◆ Exercise objective ◆
Look for the string "jstl" in the listing below and copy every line in which it appears.

+++++

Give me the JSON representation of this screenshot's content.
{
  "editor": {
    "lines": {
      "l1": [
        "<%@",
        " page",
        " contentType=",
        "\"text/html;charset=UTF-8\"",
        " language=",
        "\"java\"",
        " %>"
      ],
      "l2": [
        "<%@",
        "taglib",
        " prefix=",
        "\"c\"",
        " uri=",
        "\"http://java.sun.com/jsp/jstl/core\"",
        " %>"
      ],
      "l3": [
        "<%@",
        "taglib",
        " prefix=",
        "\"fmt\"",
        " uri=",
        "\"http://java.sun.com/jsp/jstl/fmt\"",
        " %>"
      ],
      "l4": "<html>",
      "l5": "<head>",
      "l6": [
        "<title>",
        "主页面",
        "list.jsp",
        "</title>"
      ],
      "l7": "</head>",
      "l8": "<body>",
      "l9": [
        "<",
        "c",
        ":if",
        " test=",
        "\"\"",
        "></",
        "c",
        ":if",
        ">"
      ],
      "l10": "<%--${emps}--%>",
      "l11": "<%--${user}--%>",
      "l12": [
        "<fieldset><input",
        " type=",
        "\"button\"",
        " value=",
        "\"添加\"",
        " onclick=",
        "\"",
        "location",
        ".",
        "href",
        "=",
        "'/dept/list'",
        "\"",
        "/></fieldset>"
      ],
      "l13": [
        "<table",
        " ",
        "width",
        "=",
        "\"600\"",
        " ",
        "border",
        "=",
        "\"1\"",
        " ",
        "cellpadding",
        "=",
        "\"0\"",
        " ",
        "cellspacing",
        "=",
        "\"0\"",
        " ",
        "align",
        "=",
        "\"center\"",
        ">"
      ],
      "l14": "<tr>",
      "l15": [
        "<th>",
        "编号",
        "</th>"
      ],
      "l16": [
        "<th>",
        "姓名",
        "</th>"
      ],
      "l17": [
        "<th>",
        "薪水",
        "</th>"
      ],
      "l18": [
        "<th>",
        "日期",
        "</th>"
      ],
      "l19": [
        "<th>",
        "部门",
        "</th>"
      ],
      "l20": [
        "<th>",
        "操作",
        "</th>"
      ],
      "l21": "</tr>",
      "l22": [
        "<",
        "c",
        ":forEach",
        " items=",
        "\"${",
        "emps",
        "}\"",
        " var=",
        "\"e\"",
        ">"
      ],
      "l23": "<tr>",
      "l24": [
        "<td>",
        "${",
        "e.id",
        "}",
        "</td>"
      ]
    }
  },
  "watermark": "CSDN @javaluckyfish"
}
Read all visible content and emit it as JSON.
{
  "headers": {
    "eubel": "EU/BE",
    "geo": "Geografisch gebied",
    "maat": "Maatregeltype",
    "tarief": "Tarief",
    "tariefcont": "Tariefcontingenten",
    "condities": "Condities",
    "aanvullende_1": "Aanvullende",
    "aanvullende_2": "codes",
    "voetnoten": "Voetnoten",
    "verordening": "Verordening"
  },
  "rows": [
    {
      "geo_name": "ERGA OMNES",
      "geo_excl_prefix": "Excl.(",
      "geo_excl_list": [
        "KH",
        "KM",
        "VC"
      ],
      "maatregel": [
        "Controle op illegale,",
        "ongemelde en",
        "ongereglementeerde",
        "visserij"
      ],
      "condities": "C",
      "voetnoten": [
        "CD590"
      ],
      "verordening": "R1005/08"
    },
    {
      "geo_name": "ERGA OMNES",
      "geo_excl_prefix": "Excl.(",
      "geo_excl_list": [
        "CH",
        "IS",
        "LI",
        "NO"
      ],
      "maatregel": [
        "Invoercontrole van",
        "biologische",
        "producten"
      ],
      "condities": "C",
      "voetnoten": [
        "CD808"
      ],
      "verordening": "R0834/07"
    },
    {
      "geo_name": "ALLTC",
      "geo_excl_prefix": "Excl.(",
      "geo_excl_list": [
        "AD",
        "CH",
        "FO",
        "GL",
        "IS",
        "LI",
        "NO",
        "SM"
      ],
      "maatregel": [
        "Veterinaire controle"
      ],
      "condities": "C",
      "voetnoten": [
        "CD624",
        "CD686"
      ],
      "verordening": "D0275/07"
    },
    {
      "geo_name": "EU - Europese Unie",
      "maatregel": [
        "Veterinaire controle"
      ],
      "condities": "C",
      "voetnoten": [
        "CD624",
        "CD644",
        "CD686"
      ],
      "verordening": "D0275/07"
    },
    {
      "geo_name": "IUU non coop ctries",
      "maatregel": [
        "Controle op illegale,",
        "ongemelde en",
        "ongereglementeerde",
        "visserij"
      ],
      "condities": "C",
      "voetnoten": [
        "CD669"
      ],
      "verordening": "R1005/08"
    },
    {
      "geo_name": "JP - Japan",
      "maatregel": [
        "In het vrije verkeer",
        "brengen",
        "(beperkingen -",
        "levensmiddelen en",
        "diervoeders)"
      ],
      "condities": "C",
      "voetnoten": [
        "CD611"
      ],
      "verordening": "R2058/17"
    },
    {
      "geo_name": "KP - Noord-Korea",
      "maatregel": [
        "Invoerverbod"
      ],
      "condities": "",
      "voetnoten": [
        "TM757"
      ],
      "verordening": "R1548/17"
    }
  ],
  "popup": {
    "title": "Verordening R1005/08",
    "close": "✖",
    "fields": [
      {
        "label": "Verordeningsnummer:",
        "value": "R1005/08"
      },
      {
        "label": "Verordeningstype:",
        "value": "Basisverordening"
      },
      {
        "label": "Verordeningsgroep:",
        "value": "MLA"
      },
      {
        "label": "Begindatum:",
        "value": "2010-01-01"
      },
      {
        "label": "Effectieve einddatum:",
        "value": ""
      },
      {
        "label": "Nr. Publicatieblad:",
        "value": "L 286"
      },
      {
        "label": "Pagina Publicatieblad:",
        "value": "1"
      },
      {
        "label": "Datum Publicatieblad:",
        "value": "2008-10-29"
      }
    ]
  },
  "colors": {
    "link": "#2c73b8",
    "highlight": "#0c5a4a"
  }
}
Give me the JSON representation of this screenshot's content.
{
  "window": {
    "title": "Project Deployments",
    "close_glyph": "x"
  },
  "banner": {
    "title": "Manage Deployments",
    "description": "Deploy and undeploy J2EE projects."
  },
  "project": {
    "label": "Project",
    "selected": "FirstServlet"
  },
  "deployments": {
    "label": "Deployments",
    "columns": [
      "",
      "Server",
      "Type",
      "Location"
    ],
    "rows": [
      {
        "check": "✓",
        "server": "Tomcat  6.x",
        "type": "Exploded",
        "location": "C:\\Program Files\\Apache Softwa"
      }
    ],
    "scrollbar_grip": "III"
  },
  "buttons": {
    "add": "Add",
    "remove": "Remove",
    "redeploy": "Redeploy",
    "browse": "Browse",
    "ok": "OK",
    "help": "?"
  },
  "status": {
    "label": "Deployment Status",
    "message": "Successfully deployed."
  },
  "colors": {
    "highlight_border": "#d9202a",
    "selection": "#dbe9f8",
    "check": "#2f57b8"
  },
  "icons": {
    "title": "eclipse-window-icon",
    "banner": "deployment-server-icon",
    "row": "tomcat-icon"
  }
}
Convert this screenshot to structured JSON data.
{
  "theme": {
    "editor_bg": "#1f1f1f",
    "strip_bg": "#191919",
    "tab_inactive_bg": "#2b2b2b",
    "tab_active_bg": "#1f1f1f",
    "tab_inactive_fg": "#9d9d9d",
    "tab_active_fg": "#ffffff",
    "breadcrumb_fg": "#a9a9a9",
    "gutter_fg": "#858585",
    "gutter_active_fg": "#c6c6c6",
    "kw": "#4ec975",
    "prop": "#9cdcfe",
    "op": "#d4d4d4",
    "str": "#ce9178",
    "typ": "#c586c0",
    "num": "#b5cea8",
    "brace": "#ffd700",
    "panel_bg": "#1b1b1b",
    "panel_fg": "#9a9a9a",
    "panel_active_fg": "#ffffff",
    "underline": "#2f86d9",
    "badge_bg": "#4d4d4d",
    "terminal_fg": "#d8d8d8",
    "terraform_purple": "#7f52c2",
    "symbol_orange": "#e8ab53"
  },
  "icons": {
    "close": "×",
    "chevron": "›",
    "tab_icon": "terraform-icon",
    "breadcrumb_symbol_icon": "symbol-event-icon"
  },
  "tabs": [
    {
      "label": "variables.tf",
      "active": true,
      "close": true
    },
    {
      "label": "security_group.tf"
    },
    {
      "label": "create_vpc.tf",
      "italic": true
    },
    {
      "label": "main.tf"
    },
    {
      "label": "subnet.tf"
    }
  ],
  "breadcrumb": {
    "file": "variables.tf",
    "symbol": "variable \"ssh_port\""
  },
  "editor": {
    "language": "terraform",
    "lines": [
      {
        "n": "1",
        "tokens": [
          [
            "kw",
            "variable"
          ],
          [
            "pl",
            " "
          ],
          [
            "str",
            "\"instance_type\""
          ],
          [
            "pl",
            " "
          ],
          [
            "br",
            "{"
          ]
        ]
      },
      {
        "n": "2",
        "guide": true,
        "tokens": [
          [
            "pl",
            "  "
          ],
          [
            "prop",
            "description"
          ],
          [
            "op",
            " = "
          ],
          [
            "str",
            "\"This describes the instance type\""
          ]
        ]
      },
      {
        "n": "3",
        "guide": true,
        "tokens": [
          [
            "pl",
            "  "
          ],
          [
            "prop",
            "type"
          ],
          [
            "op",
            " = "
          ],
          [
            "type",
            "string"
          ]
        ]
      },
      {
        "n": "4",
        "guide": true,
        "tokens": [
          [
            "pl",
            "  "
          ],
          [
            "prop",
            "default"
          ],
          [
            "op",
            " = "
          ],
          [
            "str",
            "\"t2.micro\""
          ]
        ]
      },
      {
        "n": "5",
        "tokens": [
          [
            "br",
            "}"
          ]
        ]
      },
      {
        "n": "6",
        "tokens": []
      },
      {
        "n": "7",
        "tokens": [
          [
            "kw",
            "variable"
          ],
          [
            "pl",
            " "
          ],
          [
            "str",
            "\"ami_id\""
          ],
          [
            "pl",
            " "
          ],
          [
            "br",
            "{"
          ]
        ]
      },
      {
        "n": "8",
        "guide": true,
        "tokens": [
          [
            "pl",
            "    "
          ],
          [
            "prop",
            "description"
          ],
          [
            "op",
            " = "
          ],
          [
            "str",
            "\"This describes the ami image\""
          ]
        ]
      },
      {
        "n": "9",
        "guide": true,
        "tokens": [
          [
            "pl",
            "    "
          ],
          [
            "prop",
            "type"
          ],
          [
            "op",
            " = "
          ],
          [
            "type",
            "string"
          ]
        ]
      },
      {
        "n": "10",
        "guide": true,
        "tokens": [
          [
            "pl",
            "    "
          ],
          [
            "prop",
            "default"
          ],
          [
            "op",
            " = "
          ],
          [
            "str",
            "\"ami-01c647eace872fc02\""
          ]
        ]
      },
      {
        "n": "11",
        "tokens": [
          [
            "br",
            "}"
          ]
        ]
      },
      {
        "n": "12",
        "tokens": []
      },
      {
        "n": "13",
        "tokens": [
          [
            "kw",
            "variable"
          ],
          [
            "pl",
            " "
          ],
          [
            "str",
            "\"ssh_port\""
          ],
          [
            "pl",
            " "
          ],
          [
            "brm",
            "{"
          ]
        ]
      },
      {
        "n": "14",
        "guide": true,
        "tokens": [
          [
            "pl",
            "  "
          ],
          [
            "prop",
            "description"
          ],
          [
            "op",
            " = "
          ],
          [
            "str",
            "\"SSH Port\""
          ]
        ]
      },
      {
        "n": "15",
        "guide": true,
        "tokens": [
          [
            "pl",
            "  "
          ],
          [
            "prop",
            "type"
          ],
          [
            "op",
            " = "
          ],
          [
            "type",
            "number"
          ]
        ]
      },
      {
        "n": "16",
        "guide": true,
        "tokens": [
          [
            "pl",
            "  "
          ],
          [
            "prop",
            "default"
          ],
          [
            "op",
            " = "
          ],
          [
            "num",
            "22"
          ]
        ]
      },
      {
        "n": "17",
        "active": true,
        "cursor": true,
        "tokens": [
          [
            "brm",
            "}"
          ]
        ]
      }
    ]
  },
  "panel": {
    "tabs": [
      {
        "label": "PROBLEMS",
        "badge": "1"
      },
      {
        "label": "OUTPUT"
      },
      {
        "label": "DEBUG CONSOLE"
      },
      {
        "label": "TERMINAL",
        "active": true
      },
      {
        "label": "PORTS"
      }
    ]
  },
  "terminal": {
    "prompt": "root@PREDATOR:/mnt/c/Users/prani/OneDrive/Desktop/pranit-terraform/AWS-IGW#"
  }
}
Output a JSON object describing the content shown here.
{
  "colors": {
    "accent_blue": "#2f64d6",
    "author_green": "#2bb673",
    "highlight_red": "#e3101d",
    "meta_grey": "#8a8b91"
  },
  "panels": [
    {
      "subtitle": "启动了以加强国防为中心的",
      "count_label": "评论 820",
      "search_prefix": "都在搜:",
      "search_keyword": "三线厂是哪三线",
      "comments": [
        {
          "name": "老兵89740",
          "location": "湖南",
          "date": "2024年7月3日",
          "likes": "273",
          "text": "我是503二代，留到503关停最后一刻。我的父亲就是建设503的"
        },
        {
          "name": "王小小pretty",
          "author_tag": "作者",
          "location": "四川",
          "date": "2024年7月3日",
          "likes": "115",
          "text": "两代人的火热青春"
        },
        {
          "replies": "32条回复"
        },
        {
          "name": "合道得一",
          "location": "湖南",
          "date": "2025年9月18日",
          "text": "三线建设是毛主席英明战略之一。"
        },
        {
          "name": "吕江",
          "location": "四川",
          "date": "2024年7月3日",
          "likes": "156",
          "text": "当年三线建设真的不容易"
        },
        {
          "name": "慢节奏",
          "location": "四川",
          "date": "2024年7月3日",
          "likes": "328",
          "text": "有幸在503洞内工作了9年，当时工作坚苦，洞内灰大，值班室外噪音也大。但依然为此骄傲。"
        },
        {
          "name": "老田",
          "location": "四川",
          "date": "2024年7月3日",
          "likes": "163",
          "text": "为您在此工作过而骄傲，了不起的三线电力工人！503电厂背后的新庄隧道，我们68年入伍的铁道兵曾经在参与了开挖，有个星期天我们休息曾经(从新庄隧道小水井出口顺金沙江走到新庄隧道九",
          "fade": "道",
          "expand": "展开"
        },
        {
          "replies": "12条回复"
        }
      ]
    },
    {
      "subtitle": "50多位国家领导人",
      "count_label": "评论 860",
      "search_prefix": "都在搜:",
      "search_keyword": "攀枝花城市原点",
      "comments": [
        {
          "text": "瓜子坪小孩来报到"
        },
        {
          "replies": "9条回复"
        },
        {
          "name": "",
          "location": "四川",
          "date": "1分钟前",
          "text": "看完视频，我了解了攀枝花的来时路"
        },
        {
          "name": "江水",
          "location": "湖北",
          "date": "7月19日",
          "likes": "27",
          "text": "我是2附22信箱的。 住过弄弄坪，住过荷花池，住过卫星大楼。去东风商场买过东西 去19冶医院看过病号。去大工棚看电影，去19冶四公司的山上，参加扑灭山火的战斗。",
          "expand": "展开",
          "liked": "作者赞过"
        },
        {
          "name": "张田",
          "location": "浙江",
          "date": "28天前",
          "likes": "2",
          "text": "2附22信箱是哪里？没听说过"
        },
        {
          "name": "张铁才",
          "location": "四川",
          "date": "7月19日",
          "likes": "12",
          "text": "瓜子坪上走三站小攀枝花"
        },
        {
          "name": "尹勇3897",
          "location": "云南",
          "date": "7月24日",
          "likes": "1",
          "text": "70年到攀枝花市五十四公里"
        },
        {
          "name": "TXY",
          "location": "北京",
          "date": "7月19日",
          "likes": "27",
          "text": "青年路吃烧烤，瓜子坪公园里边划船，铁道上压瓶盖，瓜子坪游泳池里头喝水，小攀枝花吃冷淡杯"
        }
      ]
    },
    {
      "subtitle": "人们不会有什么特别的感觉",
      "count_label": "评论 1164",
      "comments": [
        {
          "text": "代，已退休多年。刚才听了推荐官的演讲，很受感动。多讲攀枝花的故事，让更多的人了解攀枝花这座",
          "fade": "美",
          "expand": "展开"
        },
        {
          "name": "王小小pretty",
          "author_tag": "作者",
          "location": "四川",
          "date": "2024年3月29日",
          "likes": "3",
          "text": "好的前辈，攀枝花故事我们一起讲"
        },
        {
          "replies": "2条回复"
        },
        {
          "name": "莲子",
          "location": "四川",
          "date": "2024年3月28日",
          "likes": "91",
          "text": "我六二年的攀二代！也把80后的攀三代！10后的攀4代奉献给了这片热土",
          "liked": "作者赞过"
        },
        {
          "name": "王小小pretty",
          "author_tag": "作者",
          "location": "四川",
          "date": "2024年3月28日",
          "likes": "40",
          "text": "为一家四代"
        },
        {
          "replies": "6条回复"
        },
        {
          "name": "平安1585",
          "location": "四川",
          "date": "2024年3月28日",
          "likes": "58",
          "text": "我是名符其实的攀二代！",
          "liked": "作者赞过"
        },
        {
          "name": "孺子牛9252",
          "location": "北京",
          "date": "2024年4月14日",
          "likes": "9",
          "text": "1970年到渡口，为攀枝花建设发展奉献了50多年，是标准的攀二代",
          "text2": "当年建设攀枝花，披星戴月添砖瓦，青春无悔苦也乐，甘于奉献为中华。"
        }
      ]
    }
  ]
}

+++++

◆ Expected output ◆
        "\"http://java.sun.com/jsp/jstl/core\"",
        "\"http://java.sun.com/jsp/jstl/fmt\"",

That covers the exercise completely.